- What is expected: Your reply should be an exact copy of the lines from the one that holds "Convert this screenshot" to the end of the data below.

- Supplied information:

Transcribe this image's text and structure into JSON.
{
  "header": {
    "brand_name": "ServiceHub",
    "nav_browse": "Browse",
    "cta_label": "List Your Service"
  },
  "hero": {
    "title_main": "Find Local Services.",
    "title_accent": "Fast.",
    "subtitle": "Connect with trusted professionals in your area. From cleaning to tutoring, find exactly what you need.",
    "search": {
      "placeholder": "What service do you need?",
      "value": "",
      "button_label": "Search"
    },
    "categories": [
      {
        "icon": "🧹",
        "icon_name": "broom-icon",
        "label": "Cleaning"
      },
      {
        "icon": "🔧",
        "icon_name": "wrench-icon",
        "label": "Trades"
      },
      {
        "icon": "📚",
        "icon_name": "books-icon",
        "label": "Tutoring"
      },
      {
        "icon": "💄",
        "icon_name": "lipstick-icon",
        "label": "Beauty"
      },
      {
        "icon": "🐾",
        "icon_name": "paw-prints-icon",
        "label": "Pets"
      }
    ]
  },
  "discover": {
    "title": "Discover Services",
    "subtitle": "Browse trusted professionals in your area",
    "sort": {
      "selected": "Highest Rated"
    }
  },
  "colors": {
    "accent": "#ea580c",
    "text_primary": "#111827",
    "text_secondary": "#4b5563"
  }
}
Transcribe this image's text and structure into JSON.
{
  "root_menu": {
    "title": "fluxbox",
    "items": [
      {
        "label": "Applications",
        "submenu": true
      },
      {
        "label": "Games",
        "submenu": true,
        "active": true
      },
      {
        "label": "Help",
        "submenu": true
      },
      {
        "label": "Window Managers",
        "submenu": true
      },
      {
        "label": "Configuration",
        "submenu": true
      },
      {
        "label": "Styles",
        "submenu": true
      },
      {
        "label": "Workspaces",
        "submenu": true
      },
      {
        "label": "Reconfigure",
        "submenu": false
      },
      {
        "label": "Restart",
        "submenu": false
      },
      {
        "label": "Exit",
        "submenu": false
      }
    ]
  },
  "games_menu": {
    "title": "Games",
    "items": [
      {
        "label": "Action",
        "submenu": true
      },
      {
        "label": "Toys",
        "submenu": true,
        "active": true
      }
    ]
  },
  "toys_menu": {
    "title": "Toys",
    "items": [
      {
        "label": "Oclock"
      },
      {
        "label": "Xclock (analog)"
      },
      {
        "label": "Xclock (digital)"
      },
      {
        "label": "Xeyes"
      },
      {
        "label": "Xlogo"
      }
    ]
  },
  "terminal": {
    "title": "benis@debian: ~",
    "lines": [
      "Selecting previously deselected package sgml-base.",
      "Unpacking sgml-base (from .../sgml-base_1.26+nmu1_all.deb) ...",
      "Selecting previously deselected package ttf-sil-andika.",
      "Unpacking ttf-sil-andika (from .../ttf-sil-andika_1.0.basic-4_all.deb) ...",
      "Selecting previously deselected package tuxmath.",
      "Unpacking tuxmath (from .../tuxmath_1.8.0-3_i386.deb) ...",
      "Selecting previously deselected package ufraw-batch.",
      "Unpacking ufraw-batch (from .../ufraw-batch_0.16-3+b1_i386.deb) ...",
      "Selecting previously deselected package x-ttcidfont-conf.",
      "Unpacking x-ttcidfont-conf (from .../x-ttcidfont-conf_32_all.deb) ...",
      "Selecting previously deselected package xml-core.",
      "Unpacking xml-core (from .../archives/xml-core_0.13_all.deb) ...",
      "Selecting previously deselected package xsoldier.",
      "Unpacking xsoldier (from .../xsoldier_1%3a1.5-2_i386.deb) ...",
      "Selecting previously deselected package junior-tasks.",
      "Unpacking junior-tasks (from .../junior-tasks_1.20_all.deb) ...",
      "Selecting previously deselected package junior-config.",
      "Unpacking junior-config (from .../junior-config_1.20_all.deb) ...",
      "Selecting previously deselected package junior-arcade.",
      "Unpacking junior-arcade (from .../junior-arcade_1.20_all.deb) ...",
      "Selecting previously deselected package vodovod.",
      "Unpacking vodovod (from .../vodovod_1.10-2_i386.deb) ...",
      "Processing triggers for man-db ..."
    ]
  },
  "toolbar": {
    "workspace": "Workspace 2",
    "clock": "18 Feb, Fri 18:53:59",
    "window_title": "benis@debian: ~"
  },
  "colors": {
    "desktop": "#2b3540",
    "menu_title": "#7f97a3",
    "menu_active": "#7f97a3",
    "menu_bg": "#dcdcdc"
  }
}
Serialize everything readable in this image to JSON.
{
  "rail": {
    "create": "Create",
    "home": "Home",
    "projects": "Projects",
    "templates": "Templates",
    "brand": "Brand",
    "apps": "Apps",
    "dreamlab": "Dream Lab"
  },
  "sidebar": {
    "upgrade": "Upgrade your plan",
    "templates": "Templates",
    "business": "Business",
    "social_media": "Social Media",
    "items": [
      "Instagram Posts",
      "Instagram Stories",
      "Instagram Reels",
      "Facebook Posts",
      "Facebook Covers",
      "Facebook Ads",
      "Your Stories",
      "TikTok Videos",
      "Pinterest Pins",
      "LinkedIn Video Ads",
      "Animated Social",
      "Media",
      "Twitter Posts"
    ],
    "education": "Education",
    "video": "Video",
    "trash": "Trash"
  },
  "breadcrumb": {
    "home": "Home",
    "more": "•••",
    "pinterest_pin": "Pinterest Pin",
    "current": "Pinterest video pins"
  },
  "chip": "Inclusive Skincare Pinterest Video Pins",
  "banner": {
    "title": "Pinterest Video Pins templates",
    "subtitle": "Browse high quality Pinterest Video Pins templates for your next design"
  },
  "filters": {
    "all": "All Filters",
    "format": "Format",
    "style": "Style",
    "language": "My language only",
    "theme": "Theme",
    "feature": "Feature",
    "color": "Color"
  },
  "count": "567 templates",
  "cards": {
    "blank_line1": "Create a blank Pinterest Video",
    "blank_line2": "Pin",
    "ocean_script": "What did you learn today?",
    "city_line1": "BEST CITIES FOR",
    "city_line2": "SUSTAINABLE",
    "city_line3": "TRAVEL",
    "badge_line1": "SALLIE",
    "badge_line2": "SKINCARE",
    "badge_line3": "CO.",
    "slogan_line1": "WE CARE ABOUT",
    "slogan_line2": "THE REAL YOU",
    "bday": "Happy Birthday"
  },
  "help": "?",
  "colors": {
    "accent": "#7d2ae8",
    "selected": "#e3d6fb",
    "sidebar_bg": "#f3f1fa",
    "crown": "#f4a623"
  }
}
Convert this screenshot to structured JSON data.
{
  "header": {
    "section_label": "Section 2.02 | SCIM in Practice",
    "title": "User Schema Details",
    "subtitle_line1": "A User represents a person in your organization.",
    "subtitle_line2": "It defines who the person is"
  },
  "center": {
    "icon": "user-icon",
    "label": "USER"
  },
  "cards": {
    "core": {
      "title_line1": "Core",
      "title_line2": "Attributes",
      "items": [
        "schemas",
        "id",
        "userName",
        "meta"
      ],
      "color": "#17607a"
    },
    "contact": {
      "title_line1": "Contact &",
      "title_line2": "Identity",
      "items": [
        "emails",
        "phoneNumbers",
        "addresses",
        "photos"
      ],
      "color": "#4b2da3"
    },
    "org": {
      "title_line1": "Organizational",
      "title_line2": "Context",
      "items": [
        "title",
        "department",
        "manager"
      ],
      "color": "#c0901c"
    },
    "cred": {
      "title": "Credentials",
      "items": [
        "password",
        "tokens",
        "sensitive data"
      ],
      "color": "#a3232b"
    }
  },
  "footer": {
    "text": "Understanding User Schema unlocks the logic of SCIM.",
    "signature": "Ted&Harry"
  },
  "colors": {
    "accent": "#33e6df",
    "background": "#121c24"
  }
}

- Answer box:
Convert this screenshot to structured JSON data.
{
  "header": {
    "section_label": "Section 2.02 | SCIM in Practice",
    "title": "User Schema Details",
    "subtitle_line1": "A User represents a person in your organization.",
    "subtitle_line2": "It defines who the person is"
  },
  "center": {
    "icon": "user-icon",
    "label": "USER"
  },
  "cards": {
    "core": {
      "title_line1": "Core",
      "title_line2": "Attributes",
      "items": [
        "schemas",
        "id",
        "userName",
        "meta"
      ],
      "color": "#17607a"
    },
    "contact": {
      "title_line1": "Contact &",
      "title_line2": "Identity",
      "items": [
        "emails",
        "phoneNumbers",
        "addresses",
        "photos"
      ],
      "color": "#4b2da3"
    },
    "org": {
      "title_line1": "Organizational",
      "title_line2": "Context",
      "items": [
        "title",
        "department",
        "manager"
      ],
      "color": "#c0901c"
    },
    "cred": {
      "title": "Credentials",
      "items": [
        "password",
        "tokens",
        "sensitive data"
      ],
      "color": "#a3232b"
    }
  },
  "footer": {
    "text": "Understanding User Schema unlocks the logic of SCIM.",
    "signature": "Ted&Harry"
  },
  "colors": {
    "accent": "#33e6df",
    "background": "#121c24"
  }
}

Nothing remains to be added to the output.